Conover’s students demonstrate that adaptive gaming experiences help even the playing field. He hopes to see a dramatic shift in curricula, premised on what he describes as the new ABC’s of analytics, big data and cognitive computing.
We’re not only using cognitive technology to augment how we teach, but also including cognitive technology and data science as the content we’re teaching.
– Phaedra Boinodiris, Senior Cognitive Design Leader, IBM Digital Business Group
Lifelong learning made feasible
One of the great advantages of cognitive technology is that it enables the shift to a student-centric model of lifelong learning. The broader mandate is to not only optimize schools and universities, but also to cultivate the learning experience of the individual, a model that is very different from the one-size-fits-all standard designed to prepare students for mainstream four-year undergraduate programs.
Learning doesn't end with graduation. Workforce learning and re-training are also crucial targets for cognitive technology. “Many professional skills have become obsolete,” says Satya Nitta, Global Head, Cognitive Science and Education Technology, IBM Research. “Cognitive tools that guide unemployed workers toward new skills and career paths will be a strong focus going forward. To me, this is more than delightful; it’s life-affirming.”
The AI community is grappling with broader conversations regarding the ethics of safely ushering new technology into the world. "In an era when information is the coin of the realm," writer Todd Leopoldasks, "who's to say the system won't be abused?"
Prior to the cognitive era, a sense of mistrust already existed in the education sector. Some data analytics programs of the past were designed to identify underperforming schools and teachers, which has caused suspicion regarding the motives of personal data collection. Early adopters must reassure the education community that cognitive technology is about better outcomes for students and positive support for educators.
Critics of personal data collection express concerns regarding the issue of privacy. Ownership of personal data is a civic right, many believe, and should not be shared unwillingly or exploited for commercial gain. A formalized classification system for student data, modeled after U.S. Health Insurance Portability and Accountability Act in the healthcare industry, is one possible measure to preserve data privacy.
Children are growing up in a world with a massive sea of personal data following them everywhere. If we ignore data issues until they’re adults, our kids will miss out on opportunities to learn about managing big data. What is data policy about? How should I take control of my own data?
– Mike King, VP & General Manager, IBM Global Education Industry
According to some studies, overexposure to screen time in early childhood could be linked to certain health concerns and social disorders. Educators and parents—and perhaps the technology itself—can monitor usage to avoid excessive exposure, and policy makers may opt to define standards for acceptable dosage.
An educated citizenry

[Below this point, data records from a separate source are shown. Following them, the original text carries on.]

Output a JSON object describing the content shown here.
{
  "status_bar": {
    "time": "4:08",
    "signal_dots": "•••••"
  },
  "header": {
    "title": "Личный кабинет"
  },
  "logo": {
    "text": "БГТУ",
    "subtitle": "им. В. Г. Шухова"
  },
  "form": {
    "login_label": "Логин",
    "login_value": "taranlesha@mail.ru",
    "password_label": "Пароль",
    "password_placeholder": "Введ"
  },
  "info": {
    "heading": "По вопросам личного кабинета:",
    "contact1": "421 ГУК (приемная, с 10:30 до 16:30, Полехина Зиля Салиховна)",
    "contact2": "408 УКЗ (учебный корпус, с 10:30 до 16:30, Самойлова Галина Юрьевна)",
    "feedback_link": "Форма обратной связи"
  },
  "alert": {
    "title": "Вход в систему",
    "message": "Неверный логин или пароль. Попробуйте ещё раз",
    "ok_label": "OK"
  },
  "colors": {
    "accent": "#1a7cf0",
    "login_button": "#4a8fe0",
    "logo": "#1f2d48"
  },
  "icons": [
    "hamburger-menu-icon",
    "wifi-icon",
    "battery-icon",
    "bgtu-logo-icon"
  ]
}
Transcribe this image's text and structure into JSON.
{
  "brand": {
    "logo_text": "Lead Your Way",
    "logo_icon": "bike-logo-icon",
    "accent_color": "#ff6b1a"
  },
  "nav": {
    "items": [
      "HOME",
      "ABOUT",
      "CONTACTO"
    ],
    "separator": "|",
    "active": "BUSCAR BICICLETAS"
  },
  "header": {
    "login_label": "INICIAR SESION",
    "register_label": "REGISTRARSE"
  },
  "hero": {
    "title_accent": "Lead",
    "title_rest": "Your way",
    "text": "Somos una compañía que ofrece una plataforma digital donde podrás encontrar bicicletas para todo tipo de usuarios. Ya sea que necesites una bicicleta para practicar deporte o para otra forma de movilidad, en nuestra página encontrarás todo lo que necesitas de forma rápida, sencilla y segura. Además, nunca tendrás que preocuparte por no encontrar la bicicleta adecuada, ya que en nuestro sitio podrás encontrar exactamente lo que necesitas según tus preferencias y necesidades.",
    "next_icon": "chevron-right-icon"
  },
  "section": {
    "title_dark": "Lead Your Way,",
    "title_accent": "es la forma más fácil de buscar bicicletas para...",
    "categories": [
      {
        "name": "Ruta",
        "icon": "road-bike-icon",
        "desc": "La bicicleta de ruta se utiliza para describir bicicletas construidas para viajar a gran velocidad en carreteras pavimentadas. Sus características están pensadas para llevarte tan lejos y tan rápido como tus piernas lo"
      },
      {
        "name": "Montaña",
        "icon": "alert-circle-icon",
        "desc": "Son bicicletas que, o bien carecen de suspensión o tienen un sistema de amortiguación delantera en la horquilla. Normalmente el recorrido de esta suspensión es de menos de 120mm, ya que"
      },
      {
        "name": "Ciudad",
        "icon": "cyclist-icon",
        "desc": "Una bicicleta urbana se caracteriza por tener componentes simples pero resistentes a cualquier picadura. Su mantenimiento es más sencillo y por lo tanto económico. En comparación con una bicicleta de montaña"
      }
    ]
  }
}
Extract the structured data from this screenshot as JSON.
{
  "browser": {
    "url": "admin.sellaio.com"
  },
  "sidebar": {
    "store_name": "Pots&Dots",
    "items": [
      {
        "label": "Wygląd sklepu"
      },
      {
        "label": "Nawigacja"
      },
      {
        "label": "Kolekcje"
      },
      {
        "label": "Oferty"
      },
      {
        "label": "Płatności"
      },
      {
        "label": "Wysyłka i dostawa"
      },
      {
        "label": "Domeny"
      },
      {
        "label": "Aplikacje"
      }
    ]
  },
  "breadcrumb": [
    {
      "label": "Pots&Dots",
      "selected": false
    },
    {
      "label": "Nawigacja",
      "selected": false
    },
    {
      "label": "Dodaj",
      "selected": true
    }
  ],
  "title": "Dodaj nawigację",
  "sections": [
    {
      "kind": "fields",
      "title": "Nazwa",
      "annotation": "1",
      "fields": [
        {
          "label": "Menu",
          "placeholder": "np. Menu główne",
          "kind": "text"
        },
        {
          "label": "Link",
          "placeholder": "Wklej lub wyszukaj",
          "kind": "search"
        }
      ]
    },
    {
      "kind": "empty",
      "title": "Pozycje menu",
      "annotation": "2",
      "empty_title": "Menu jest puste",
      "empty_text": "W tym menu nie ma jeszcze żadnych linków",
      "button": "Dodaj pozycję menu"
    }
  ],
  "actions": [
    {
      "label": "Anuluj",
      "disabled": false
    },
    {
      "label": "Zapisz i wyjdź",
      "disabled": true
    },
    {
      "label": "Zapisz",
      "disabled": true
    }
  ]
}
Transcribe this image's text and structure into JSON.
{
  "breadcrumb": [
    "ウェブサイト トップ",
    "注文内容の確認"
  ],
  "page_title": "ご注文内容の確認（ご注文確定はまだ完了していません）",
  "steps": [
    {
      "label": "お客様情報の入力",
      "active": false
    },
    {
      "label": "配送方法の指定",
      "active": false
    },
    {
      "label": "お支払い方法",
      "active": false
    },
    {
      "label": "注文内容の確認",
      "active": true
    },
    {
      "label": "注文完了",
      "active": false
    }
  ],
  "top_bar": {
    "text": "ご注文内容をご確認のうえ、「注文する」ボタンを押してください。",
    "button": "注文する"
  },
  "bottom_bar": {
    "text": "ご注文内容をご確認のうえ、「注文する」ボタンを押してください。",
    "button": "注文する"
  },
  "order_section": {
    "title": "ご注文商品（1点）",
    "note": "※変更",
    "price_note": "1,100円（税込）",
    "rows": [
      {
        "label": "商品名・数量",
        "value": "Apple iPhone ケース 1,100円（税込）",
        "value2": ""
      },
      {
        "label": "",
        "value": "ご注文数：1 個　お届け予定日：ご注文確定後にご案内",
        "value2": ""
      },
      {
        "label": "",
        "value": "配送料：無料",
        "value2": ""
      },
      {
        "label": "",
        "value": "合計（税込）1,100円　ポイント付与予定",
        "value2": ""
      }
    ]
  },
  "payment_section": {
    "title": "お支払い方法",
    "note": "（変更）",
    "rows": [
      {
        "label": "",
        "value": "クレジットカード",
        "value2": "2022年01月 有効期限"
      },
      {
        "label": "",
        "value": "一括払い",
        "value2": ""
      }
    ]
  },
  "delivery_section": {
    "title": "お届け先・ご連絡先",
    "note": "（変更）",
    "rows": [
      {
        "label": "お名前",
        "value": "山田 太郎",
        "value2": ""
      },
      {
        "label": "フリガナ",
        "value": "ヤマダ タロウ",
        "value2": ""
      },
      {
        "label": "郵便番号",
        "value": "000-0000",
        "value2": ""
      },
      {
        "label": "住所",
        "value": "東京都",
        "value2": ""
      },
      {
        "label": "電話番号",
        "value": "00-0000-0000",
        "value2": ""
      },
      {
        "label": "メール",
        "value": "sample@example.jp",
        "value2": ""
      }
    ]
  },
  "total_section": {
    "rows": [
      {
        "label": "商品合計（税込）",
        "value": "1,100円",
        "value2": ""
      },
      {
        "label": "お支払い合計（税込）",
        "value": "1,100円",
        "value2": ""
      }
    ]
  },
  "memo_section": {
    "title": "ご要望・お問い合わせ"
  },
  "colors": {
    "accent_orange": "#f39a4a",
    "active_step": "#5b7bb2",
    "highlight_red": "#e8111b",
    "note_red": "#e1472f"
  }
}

Overall, the dream of a highly educated global citizenry is a worthy cause for our common good and collective future. An educated global community will have ripple effects that permeate humanitarian causes from public safety to the environment. “Every global challenge is solvable with education,” King says, “but none of them are solvable without it. I don't know what the world will be like in 30 years, but an educated citizenry is one that can have the right debates, and set the right policies for the greater good."